If double Jay himself had thought these tunes were all great to begin with, surely he...
Lou Thomas 2007
Like Prince or Ray Charles, Cale is one of those true pioneers that can often be found at the crossroads of musical genres. In his case he found the point where blues, rockabilly, country and jazz met and developed this into the Tulsa Sound. The rest is the history of late-night whiskey cool.
Rewind then, is a collection of unreleased material from the 1970s and ‘80s which include covers by Clapton and Randy Newman. As with all projects of this nature, one has to wonder about the artistic motives behind such a release. Cale himself is resolutely not the type to flog any old tat for a slightly sweeter pension, so maybe it’s the same old story: record company desperate to milk every last drop from act 'discovers' buried treasure. Whatever the truth, if double Jay himself had thought these tunes were all great to begin with, surely he would have put them out soon after recording?

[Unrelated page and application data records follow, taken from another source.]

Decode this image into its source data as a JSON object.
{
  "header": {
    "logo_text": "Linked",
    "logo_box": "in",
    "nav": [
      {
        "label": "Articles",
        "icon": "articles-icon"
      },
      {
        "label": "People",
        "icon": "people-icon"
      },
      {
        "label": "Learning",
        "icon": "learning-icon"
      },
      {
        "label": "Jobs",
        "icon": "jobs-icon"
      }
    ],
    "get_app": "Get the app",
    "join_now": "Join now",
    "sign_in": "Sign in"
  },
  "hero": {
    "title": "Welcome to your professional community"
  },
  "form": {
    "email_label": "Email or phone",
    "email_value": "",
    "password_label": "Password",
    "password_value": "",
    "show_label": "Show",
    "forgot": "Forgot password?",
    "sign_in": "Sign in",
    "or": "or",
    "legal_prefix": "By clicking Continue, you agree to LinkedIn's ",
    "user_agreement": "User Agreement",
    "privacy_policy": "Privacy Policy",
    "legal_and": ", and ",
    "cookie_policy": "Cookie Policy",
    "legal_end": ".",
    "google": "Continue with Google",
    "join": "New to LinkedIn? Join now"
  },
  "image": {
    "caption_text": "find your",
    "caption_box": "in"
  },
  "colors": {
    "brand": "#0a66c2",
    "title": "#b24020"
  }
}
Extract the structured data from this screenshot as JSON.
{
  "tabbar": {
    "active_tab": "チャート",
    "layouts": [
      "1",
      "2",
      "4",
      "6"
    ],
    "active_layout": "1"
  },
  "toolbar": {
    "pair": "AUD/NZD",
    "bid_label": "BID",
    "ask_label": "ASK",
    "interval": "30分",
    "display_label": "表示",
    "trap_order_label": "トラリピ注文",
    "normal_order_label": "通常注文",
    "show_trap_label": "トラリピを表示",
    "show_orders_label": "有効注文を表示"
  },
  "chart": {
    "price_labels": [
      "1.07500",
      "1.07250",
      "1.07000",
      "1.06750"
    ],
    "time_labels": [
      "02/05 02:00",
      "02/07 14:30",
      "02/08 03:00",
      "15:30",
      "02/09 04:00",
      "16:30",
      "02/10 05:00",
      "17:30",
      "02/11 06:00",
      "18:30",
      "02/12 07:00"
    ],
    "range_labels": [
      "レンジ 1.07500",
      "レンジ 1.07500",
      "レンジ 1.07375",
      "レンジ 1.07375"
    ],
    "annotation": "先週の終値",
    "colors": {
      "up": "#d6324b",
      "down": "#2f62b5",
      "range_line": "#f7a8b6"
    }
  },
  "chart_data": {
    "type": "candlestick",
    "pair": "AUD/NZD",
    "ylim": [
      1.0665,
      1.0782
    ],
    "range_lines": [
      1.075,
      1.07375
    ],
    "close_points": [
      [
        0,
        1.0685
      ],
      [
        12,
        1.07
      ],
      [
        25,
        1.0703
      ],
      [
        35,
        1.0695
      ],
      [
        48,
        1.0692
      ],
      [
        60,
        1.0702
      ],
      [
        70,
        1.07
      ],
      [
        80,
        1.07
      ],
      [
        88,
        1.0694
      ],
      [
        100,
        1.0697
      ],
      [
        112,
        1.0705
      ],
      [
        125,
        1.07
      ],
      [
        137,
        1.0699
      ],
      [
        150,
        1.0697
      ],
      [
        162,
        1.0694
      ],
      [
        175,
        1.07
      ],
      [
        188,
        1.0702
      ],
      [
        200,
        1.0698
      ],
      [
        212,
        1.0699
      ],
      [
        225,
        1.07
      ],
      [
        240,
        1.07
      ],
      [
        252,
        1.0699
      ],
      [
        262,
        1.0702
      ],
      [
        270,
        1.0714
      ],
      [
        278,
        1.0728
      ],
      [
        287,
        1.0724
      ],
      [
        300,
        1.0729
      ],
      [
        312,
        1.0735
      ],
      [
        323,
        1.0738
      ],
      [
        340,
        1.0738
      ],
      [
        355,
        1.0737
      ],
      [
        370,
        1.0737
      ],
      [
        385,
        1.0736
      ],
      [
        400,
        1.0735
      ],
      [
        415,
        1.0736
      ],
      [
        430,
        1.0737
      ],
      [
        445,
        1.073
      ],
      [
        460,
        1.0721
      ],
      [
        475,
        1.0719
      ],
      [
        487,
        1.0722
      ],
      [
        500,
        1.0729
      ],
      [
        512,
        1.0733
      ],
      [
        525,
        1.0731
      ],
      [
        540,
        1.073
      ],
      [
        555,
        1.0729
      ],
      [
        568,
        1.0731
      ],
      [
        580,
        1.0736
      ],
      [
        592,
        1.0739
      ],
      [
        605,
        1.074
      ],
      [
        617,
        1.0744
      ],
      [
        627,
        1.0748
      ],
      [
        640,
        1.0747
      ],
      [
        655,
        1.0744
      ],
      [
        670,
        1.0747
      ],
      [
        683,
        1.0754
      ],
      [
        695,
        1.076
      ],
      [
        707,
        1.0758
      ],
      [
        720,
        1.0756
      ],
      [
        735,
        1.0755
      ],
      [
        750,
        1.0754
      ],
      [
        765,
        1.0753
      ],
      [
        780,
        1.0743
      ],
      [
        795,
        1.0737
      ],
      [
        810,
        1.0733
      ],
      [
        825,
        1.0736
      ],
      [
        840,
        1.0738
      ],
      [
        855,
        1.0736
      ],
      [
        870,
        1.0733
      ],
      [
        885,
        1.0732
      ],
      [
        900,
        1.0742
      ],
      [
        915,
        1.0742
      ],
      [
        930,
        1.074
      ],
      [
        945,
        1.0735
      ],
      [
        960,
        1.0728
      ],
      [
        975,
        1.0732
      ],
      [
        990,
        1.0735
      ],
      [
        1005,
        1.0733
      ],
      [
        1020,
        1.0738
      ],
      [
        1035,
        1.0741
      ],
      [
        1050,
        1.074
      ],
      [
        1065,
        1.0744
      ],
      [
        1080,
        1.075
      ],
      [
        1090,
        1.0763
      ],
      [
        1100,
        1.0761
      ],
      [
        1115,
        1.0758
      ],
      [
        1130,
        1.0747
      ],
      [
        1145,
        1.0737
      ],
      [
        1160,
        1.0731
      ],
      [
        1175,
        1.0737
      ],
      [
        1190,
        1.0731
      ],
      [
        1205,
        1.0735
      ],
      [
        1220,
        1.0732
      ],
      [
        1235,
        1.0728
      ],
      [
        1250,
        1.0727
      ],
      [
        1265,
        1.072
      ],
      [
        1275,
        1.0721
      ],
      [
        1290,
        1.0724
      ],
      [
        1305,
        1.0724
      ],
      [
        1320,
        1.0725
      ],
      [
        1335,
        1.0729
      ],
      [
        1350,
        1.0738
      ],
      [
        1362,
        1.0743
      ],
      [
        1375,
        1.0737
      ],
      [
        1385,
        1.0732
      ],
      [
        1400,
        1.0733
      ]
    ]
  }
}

The results of this archive plundering are sporadically brilliant, with "Guess I Lose" a particular highlight. Ushered in on a chorus of soulful, wordless crooned harmonies, it’s a classic hard-bitten tale of woe that leaves listeners sure that glass is half-empty.
Elsewhere, "Bluebird" is a terrific ditty, that moves with an electric pace and momentum that could make it a happier, bouncier companion to Cale’s own "Travelin’ Light". So it’s a massive shame that "Bluebird" fades out in less than 90 seconds. Elsewhere, "Lawdy Mama" is rubbery bar-room funk, "Blue Sunday" showcases the sweet pedal steel sound that is a trademark of several Cale compositions and "Ooh La La" is a horn-driven triumph that couldn’t be more Nashville if it was directed by Robert Altman.
Sadly, much of the rest of Rewind is filler. Cale’s version of Clapton’s "Golden Ring" plods along like a sad horse preparing for the glue factory and, and his version of Waylon Jennings’ "Waymore Blues" is paint-by-numbers Cale - a disappointment.
Although certainly worth a listen or two as a whole, it’s hard to recommend actually purchasing all of Rewind to anyone but die-hard Cale fans. Those just curious about the great man looking for a way into his captivating but bittersweet tales of love, women and drinking are advised to get hold of his two superb ‘70s albums, Naturally and Troubadour.